As published in Little League Baseball’s newsletter:
We are a baseball family. I played Little League Baseball® and so did both of my boys. Our oldest son went on the play collegiate baseball and was scouted by several Major League teams, and was Taylor’s idol. Like his older brother, Taylor played Little League and then played on his high school team. He was a very talented player, and had dreams of pitching in college and one day playing in the pros.
Taylor was very competitive at everything he did – in school and in his social life. During high school, he was never satisfied with just being in the starting lineup, he wanted to be the number one pitcher on his squad. One of his coaches told him that he needed to “get bigger” to improve his chances of becoming the ace. Taylor was already over six feet tall and weighed 175 pounds at 16 years old, he really didn’t need to “get bigger”. With those instructions, he began using dietary supplements and working out to help him put on more weight.
What we didn’t know was that half of the boys on Taylor’s high school team were actively using anabolic steroids to help them get bigger. When Taylor stepped into his high school dugout, he found another “tool” that he could use to help him achieve his objective. He was introduced to a dealer while working out at our local gym and began injecting two different types of anabolic steroids. Over the next 90 days, he put on 30 pounds of lean muscle. With the changes in his body, he began to throw much harder. He moved into a new, fast-paced social group. He couldn’t walk in front of a mirror without flexing his guns.
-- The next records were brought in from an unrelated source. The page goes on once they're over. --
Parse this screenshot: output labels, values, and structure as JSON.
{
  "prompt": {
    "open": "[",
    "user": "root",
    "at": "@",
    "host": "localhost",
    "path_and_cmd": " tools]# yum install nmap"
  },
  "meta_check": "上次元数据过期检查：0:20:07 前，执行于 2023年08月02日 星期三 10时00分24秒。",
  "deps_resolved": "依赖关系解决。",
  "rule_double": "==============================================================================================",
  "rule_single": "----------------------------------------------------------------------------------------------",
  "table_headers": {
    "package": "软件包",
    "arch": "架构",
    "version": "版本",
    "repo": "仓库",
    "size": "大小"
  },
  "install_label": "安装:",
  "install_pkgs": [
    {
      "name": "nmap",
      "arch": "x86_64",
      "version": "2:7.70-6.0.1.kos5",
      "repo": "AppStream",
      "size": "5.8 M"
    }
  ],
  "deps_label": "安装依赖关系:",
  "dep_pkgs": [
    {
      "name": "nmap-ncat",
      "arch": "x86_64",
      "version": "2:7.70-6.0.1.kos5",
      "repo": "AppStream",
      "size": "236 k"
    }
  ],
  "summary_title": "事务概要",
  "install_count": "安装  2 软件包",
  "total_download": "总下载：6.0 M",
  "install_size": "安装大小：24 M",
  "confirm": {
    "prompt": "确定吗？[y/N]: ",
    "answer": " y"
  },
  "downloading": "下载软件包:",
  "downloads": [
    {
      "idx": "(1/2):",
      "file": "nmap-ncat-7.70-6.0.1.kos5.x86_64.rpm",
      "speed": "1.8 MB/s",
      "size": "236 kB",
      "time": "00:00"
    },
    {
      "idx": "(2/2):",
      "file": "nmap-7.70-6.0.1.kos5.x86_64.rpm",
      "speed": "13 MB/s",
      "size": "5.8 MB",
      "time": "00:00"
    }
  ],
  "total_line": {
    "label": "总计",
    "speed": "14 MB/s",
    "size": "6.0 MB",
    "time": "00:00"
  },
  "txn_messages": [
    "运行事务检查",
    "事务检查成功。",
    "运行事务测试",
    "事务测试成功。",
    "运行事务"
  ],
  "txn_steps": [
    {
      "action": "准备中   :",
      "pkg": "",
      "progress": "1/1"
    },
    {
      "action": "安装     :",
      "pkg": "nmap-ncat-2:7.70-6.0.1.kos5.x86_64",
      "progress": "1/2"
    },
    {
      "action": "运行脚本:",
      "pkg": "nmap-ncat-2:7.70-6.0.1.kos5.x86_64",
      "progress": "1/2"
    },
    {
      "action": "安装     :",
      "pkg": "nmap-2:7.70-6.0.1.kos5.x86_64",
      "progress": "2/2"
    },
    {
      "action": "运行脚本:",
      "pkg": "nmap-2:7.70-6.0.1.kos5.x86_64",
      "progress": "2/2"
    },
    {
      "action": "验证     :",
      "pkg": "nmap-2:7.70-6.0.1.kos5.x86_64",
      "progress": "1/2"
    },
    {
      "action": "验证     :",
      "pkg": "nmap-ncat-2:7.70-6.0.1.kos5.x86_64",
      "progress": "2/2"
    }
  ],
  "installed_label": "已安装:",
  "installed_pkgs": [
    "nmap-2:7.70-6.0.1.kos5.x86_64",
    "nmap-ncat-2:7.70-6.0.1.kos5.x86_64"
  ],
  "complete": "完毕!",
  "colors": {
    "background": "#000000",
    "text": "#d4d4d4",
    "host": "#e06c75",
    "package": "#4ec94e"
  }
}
In addition to the physical changes, his moods began to swing dramatically. We experienced his “roid rage” first hand. He began to curse at his mom and me when we crossed him in even minor ways. We knew that something was wrong, so we took him to our family physician who didn’t recognize the problem. We visited with a dermatologist to treat the severe acne that had developed on Taylor’s back (a textbook side effect of steroids), and later to a psychiatrist who got him to admit what he’d been doing and instructed Taylor to quit “cold turkey.” We didn’t know any better.
About six weeks later, Taylor committed suicide, and our lives fell apart. We lost our son – a young man with a passion for baseball and a zest for life.
Of course, we knew of the widespread use of steroids by professional athletes. But, we had no idea how to help our son and we were blindsided when we learned how many young people are using these and other appearance and performance enhancing substances. Nationally, about one out of sixteen high school students admit to using anabolic steroids. We also didn’t know that about 25 percent of dietary supplements are spiked with anabolic steroids. And that, tragically, suicide is one of the devastating results of steroid withdrawal.
Like most parents reading this story, we didn’t want to even let the thought cross our minds that our son might be participating in this behavior – “Taylor would never do that, we thought”.
In our grief, we poured ourselves into learning more about steroid and appearance and performance enhancing substances. If only we had educated ourselves about how to recognize the signs of steroid use, we could have recognized the fact that Taylor was using and just might have been able to take steps to prevent the tragedy that unfolded in our family.
The next year, 2004, we founded the Taylor Hooton Foundation to provide parents, coaches, and other adult influencers with the knowledge and tools to become educated about the dangers of these powerful drugs. For more information, please visit taylorhooton.org.
By Don Hooton, President and Founder of the Taylor Hooton Foundation